Rangoon: A Double Edged Sword
Movie Review by Trijai Nerthi (Rocheston Certified Movie Critic)
Rangoon is a double-edged sword. Its advantages are sometimes its disadvantages too. But what makes it interesting is the package in which it arrives. The clichés become overlookable due to the cultural significance and the afterthought of an ending seems bearable because of the fresh discoveries the film leaves you with. Rajkumar Periasamy’s directorial debut is definitely promising but it bears flaws in plenty as well.
Having migrated from Burma, Venkat (Gautham Karthik) and his family settle down in Chennai’s Burma colony to make a reasonable living. Their hopes get crushed when they meet with the demise of Venkat’s father. As time passes, Venkat brings back hope when he lands a job with Gunaseelan (Siddique), a rich and street-smart Burma Bazaar vendor. Venkat works his way up the professional ladder and is given the task of smuggling gold whilst managing a whole shop along with his two friends.
Soon, this team of three is given the task of executing a lump sum smuggling deal in the mean streets of Rangoon. Just as they are on the verge of completion, a shocking discovery of betrayal sets their hopes and dreams on fire. The manner in which they right their wrongs and resurrect their lives forms the rest of the story.
Even though Rangoon is just a little over two hours, it feels incredibly long because of the extensive details. Rangoon takes a lot of time to get to the point, so if the span of their initial establishment had been cut down, the attention span of the viewers could’ve been held in a crisper manner.
The extensive detailing the film carries is what makes the premise interesting. Venkat’s connection to his homeland and the attachment he carries for his birthplace, Rangoon seeps into our hearts only because of the detailing involved in merging both cultures. Director Rajkumar Periasamy should also be applauded for his incredibly sizeable research. Rangoon bears many resemblances to Ayan, but it overtakes the latter due to its presentation of smuggling practices in never-before-seen methods while still carefully holding on to realism.
The pacing of the film has its own pros and cons. On one hand, the racy and thrilling chase transitions quite smoothly and leaves you on the edge of your seat. But in certain thought-provoking moments, the narrative pace could’ve slowed down in order for the events to sink into the emotional palate of the audience.

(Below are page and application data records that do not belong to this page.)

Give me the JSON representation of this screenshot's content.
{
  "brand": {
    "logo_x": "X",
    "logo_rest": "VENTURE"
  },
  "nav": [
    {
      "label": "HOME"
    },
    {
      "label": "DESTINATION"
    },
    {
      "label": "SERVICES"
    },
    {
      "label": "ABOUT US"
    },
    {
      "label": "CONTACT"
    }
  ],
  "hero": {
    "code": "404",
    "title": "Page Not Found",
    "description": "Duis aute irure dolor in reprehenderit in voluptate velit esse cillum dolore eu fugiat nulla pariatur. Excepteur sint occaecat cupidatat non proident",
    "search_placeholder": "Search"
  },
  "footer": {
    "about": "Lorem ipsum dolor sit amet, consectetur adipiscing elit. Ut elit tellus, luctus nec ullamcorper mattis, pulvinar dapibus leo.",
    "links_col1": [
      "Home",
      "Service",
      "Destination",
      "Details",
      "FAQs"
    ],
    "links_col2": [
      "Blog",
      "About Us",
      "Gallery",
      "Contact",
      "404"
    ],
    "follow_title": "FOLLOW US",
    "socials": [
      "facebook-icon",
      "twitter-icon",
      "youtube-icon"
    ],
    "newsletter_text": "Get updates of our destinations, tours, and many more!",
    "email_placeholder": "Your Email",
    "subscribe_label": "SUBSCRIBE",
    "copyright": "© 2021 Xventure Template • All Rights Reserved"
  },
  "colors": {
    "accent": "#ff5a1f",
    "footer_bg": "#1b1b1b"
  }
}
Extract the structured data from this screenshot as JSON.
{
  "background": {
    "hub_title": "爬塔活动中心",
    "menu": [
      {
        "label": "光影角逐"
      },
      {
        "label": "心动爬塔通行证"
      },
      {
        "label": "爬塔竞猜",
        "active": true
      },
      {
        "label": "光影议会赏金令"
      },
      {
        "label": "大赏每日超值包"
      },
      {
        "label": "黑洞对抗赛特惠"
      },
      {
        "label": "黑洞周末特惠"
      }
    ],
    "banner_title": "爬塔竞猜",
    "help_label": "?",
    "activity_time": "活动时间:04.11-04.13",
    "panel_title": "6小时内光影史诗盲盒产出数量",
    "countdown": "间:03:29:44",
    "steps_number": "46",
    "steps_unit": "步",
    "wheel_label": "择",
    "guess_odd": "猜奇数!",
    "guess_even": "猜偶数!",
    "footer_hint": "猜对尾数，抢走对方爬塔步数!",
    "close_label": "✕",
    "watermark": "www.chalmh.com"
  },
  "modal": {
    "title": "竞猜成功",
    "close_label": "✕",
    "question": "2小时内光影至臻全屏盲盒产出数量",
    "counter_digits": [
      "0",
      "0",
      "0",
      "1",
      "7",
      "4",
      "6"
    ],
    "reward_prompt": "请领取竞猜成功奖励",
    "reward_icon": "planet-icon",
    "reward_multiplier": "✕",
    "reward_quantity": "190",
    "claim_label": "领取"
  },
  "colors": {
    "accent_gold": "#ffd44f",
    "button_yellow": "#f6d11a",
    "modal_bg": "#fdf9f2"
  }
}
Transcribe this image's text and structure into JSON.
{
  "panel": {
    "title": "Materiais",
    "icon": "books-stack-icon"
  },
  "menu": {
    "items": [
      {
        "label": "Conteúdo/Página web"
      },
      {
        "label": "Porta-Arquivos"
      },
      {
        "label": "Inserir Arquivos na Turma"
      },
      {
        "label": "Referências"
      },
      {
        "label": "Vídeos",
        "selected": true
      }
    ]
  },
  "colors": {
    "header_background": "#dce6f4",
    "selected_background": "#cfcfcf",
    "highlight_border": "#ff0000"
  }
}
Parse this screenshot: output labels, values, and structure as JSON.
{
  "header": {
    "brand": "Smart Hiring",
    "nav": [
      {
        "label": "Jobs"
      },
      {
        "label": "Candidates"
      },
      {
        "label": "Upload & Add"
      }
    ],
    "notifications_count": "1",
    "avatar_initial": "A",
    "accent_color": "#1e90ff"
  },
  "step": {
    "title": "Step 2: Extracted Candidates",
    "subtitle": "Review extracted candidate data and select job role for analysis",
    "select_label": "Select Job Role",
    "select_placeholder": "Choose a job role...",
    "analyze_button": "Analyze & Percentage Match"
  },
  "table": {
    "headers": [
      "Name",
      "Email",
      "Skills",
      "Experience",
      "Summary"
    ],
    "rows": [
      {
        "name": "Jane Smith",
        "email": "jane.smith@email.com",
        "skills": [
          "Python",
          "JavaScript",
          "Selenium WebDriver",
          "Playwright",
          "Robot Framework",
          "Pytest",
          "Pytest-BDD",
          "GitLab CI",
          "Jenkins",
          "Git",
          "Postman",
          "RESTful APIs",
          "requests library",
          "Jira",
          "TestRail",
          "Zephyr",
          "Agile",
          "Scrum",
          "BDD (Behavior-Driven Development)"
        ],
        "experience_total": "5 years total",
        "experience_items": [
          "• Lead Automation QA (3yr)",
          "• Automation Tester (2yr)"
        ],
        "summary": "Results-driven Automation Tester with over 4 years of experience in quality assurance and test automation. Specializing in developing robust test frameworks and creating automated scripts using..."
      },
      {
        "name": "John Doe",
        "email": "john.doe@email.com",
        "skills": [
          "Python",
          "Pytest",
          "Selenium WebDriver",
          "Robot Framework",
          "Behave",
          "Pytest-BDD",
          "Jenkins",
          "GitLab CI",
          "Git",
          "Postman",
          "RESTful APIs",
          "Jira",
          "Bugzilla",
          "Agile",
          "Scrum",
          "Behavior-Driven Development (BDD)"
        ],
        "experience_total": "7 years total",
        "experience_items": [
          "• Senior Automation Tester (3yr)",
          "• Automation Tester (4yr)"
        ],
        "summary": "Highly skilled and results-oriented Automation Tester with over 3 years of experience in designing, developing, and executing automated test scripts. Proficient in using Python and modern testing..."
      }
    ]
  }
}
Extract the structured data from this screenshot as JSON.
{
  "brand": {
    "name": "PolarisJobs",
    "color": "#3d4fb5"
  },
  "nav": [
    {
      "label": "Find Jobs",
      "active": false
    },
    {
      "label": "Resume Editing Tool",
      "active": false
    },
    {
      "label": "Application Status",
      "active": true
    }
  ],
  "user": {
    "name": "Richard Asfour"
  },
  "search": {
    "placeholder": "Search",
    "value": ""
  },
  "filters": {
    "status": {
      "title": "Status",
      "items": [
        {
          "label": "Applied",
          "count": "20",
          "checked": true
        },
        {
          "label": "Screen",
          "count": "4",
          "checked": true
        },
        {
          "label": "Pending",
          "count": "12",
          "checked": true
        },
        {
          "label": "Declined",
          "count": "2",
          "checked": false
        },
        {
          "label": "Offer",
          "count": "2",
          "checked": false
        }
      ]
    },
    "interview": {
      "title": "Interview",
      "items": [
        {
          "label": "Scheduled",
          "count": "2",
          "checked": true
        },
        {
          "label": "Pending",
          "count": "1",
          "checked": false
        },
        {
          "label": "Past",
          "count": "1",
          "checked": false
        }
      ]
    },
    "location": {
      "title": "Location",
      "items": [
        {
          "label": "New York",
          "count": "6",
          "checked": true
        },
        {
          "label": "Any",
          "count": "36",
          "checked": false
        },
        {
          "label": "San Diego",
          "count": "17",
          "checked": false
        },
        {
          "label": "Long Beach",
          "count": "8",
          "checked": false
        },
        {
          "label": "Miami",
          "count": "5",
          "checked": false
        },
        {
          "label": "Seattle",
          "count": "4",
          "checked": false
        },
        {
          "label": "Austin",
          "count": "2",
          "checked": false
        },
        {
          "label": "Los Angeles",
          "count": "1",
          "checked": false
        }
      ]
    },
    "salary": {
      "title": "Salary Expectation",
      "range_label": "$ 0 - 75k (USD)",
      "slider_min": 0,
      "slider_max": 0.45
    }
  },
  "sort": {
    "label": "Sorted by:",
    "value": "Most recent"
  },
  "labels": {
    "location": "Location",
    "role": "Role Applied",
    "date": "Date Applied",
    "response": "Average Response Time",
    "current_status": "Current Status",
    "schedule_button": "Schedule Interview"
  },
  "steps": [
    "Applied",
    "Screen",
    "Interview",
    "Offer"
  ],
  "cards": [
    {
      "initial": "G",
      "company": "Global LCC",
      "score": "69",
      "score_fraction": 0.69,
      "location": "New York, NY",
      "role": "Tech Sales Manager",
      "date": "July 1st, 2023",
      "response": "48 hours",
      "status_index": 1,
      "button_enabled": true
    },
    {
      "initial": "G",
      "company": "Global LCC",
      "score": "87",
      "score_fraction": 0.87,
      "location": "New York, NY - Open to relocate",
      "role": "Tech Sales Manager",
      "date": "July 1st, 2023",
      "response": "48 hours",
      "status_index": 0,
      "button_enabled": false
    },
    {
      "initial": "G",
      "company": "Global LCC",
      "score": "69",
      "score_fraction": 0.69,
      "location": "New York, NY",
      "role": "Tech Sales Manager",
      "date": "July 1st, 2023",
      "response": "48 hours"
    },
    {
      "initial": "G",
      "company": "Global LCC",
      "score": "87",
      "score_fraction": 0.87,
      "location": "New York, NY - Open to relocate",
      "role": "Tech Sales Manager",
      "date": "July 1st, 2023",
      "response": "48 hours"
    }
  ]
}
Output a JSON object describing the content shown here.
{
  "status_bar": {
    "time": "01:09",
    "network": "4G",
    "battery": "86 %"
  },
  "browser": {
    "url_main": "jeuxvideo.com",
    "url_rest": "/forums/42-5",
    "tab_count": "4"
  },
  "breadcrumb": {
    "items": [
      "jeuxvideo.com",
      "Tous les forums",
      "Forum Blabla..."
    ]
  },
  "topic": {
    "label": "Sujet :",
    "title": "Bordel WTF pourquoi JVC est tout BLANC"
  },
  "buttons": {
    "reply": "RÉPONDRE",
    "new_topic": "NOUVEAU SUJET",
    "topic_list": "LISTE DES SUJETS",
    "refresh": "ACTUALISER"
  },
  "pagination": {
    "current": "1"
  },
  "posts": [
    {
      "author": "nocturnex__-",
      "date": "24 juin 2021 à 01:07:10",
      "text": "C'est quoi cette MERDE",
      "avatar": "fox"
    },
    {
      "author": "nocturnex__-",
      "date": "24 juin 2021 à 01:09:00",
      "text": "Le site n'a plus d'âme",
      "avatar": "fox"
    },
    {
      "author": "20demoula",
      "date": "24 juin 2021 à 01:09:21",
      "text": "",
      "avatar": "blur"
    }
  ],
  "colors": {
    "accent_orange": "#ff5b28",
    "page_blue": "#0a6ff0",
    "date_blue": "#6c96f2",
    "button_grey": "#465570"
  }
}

Another problem in the screenplay arises when the premise of the three friends, the gold they smuggle and the betrayal they suddenly encounter bears shades to John Woo’s Bullet in the Head. Even though the resemblance ends there, a tiny title credit could’ve cleared the director’s name from fast-spreading misconceptions.
Lastly, another mishap can be observed when you realize that Venkat’s narrative actually lies disconnected to the storyline. His narration in no way contributes to the story or enhances its pace. This is one element the director should’ve done away with. In the end, it is nice to see the manner in which his family evolves. His sister’s remarriage in particular was a rare and satisfying sight to endure. But the way Venkat’s life pans out seems to be more of an afterthought.
As Venkat, Gautham Karthik delivers the best performance of his five year acting career. His dialect is positioned in an organic manner and the stunts he performs look incredibly realistic. Whether it’s reacting to betrayal or experiencing the joy of visiting his birthplace, Gautham Karthik’s scale of emotions exhibit authenticity and versatility.
Two actors who out shadow Gautham’s performance are Lallu and Daniel Annie Pope who play his childhood friends in the film. They are so effortless in their delivery and they hold screen suspense without prematurely giving hints away. Due to their apt portrayal, their presence in the film should be deemed quite significant.
Siddique eases into his role as Gunaseelan with just the right brand of conviction. But his name and the accent he holds never go well together. Either of the two could’ve been changed to make his character seem more believable.
Sana Makbul has nothing to do in the film. Her character arc as an aspiring singer should’ve been explored if they wanted her character to carry significance. If she was merely placed to play the role of a love interest why have the character at all? If the director had created more scope for the heroine, he would’ve been supportive of a healthy yet well deserved change the Tamil Film industry desperately needs.
The stunt director of Rangoon should be given his moment in the spotlight. The stunts look remarkably natural and they up the thrill factor in the scene with every punch that is thrown in. When these action sequences take place you are glued to your seat because of the suspenseful execution.
Good music and great cinematography help Rangoon in achieving a delightful blend of striking realism and dazzling thrills.
Overall, Rangoon is a clever thriller that sweeps its noticeable flaws beneath its intriguing premise. Considering all the substandard entertainment Tamil Cinema has been conjuring up off late, this film is definitely worth a watch.